(Excerpts from an interface dataset)
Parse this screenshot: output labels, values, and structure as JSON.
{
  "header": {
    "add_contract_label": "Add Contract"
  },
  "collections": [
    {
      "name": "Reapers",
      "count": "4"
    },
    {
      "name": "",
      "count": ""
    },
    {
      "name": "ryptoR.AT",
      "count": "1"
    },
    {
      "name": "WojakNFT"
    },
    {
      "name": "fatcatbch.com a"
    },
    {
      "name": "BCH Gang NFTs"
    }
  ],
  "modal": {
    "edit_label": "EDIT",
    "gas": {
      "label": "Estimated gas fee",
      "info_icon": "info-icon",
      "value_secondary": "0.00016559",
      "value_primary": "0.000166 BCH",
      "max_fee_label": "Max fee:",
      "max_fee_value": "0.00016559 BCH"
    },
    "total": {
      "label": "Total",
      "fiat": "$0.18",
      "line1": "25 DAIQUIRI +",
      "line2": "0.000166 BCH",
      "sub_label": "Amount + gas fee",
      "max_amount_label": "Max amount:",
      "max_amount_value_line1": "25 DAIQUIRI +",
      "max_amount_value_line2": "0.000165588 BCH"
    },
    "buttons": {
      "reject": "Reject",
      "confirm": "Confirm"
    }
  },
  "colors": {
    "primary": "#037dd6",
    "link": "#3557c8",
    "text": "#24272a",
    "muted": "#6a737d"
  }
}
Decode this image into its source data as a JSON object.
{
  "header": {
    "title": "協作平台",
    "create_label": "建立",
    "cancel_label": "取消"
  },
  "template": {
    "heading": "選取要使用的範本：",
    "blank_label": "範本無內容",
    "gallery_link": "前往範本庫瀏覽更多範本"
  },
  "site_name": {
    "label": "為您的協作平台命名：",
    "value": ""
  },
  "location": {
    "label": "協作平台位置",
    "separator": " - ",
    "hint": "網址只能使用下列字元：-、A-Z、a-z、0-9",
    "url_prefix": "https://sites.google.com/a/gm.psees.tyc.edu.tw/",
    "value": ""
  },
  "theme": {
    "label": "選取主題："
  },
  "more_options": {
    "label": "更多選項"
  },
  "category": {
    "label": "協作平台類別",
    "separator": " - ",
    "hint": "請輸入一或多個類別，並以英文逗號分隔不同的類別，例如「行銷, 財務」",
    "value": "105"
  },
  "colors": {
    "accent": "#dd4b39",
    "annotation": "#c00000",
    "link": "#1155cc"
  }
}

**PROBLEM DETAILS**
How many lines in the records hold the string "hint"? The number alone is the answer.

**WRITTEN SOLUTION**
2